Please give the data again in full, exactly as it reads.

Data extracted from a collection
========================================

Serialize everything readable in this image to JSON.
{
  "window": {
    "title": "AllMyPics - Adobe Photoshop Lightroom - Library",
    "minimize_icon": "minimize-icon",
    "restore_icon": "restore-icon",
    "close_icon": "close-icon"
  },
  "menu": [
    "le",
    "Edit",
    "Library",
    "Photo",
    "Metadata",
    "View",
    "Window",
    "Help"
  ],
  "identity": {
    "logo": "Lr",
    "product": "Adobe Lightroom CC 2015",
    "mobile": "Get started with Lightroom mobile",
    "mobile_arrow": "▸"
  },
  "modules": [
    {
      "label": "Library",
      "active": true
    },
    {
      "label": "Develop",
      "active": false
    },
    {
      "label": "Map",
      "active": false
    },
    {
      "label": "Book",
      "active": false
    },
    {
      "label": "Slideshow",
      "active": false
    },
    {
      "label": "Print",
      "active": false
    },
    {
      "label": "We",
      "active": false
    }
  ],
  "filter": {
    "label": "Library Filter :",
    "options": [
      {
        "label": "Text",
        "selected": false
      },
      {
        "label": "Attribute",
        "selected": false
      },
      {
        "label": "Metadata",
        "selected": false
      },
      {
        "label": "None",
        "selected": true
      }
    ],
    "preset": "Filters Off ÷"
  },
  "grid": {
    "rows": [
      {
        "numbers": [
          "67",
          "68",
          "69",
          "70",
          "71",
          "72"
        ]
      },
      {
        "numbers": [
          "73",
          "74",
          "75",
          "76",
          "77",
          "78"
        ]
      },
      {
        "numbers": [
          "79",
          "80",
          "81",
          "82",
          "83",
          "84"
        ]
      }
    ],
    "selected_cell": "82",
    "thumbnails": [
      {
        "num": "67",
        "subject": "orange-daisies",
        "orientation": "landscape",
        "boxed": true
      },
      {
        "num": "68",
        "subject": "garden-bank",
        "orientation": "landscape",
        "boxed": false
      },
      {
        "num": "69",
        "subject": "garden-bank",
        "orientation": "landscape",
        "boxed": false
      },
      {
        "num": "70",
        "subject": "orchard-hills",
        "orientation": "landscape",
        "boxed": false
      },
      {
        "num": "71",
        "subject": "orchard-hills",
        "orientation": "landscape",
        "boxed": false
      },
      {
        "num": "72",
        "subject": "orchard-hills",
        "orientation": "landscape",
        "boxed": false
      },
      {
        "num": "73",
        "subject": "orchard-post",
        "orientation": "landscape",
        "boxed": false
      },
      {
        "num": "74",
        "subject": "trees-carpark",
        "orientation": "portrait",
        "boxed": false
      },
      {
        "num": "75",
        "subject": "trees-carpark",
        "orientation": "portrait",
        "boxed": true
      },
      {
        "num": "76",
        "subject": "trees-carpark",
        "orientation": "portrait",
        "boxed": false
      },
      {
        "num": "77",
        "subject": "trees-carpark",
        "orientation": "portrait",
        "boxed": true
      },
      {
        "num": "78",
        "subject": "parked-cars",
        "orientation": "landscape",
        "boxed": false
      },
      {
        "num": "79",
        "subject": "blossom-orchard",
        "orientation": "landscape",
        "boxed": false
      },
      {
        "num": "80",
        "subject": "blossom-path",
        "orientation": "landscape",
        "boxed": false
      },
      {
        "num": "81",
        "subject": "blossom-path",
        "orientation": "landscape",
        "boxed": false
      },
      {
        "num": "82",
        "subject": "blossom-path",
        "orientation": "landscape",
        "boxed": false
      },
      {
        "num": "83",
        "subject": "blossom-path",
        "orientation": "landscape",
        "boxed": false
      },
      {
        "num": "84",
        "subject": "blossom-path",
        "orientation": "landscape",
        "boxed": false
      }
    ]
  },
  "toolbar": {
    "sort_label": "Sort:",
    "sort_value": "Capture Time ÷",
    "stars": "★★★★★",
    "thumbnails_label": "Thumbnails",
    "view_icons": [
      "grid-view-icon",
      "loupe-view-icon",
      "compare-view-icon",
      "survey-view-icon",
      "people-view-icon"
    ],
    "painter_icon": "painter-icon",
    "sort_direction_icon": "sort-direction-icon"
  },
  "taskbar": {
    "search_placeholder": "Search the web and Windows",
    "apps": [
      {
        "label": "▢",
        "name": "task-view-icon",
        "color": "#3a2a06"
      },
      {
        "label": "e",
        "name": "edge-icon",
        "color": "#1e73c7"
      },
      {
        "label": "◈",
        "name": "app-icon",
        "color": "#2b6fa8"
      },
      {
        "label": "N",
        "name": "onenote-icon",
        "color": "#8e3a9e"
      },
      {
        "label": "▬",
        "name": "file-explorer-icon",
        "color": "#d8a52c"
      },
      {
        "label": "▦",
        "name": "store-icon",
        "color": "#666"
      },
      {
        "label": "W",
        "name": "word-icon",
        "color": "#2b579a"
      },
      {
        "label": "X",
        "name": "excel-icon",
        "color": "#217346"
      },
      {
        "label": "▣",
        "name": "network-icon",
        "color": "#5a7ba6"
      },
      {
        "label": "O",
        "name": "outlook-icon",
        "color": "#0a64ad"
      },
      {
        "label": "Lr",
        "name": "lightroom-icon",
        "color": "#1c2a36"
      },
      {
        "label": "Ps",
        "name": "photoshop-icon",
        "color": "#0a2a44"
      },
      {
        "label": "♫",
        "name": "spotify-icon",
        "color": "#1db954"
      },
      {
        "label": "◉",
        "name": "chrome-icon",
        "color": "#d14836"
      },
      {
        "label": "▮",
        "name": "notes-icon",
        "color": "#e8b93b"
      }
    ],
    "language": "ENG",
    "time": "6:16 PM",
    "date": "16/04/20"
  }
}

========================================

### [Result]
Serialize everything readable in this image to JSON.
{
  "window": {
    "title": "AllMyPics - Adobe Photoshop Lightroom - Library",
    "minimize_icon": "minimize-icon",
    "restore_icon": "restore-icon",
    "close_icon": "close-icon"
  },
  "menu": [
    "le",
    "Edit",
    "Library",
    "Photo",
    "Metadata",
    "View",
    "Window",
    "Help"
  ],
  "identity": {
    "logo": "Lr",
    "product": "Adobe Lightroom CC 2015",
    "mobile": "Get started with Lightroom mobile",
    "mobile_arrow": "▸"
  },
  "modules": [
    {
      "label": "Library",
      "active": true
    },
    {
      "label": "Develop",
      "active": false
    },
    {
      "label": "Map",
      "active": false
    },
    {
      "label": "Book",
      "active": false
    },
    {
      "label": "Slideshow",
      "active": false
    },
    {
      "label": "Print",
      "active": false
    },
    {
      "label": "We",
      "active": false
    }
  ],
  "filter": {
    "label": "Library Filter :",
    "options": [
      {
        "label": "Text",
        "selected": false
      },
      {
        "label": "Attribute",
        "selected": false
      },
      {
        "label": "Metadata",
        "selected": false
      },
      {
        "label": "None",
        "selected": true
      }
    ],
    "preset": "Filters Off ÷"
  },
  "grid": {
    "rows": [
      {
        "numbers": [
          "67",
          "68",
          "69",
          "70",
          "71",
          "72"
        ]
      },
      {
        "numbers": [
          "73",
          "74",
          "75",
          "76",
          "77",
          "78"
        ]
      },
      {
        "numbers": [
          "79",
          "80",
          "81",
          "82",
          "83",
          "84"
        ]
      }
    ],
    "selected_cell": "82",
    "thumbnails": [
      {
        "num": "67",
        "subject": "orange-daisies",
        "orientation": "landscape",
        "boxed": true
      },
      {
        "num": "68",
        "subject": "garden-bank",
        "orientation": "landscape",
        "boxed": false
      },
      {
        "num": "69",
        "subject": "garden-bank",
        "orientation": "landscape",
        "boxed": false
      },
      {
        "num": "70",
        "subject": "orchard-hills",
        "orientation": "landscape",
        "boxed": false
      },
      {
        "num": "71",
        "subject": "orchard-hills",
        "orientation": "landscape",
        "boxed": false
      },
      {
        "num": "72",
        "subject": "orchard-hills",
        "orientation": "landscape",
        "boxed": false
      },
      {
        "num": "73",
        "subject": "orchard-post",
        "orientation": "landscape",
        "boxed": false
      },
      {
        "num": "74",
        "subject": "trees-carpark",
        "orientation": "portrait",
        "boxed": false
      },
      {
        "num": "75",
        "subject": "trees-carpark",
        "orientation": "portrait",
        "boxed": true
      },
      {
        "num": "76",
        "subject": "trees-carpark",
        "orientation": "portrait",
        "boxed": false
      },
      {
        "num": "77",
        "subject": "trees-carpark",
        "orientation": "portrait",
        "boxed": true
      },
      {
        "num": "78",
        "subject": "parked-cars",
        "orientation": "landscape",
        "boxed": false
      },
      {
        "num": "79",
        "subject": "blossom-orchard",
        "orientation": "landscape",
        "boxed": false
      },
      {
        "num": "80",
        "subject": "blossom-path",
        "orientation": "landscape",
        "boxed": false
      },
      {
        "num": "81",
        "subject": "blossom-path",
        "orientation": "landscape",
        "boxed": false
      },
      {
        "num": "82",
        "subject": "blossom-path",
        "orientation": "landscape",
        "boxed": false
      },
      {
        "num": "83",
        "subject": "blossom-path",
        "orientation": "landscape",
        "boxed": false
      },
      {
        "num": "84",
        "subject": "blossom-path",
        "orientation": "landscape",
        "boxed": false
      }
    ]
  },
  "toolbar": {
    "sort_label": "Sort:",
    "sort_value": "Capture Time ÷",
    "stars": "★★★★★",
    "thumbnails_label": "Thumbnails",
    "view_icons": [
      "grid-view-icon",
      "loupe-view-icon",
      "compare-view-icon",
      "survey-view-icon",
      "people-view-icon"
    ],
    "painter_icon": "painter-icon",
    "sort_direction_icon": "sort-direction-icon"
  },
  "taskbar": {
    "search_placeholder": "Search the web and Windows",
    "apps": [
      {
        "label": "▢",
        "name": "task-view-icon",
        "color": "#3a2a06"
      },
      {
        "label": "e",
        "name": "edge-icon",
        "color": "#1e73c7"
      },
      {
        "label": "◈",
        "name": "app-icon",
        "color": "#2b6fa8"
      },
      {
        "label": "N",
        "name": "onenote-icon",
        "color": "#8e3a9e"
      },
      {
        "label": "▬",
        "name": "file-explorer-icon",
        "color": "#d8a52c"
      },
      {
        "label": "▦",
        "name": "store-icon",
        "color": "#666"
      },
      {
        "label": "W",
        "name": "word-icon",
        "color": "#2b579a"
      },
      {
        "label": "X",
        "name": "excel-icon",
        "color": "#217346"
      },
      {
        "label": "▣",
        "name": "network-icon",
        "color": "#5a7ba6"
      },
      {
        "label": "O",
        "name": "outlook-icon",
        "color": "#0a64ad"
      },
      {
        "label": "Lr",
        "name": "lightroom-icon",
        "color": "#1c2a36"
      },
      {
        "label": "Ps",
        "name": "photoshop-icon",
        "color": "#0a2a44"
      },
      {
        "label": "♫",
        "name": "spotify-icon",
        "color": "#1db954"
      },
      {
        "label": "◉",
        "name": "chrome-icon",
        "color": "#d14836"
      },
      {
        "label": "▮",
        "name": "notes-icon",
        "color": "#e8b93b"
      }
    ],
    "language": "ENG",
    "time": "6:16 PM",
    "date": "16/04/20"
  }
}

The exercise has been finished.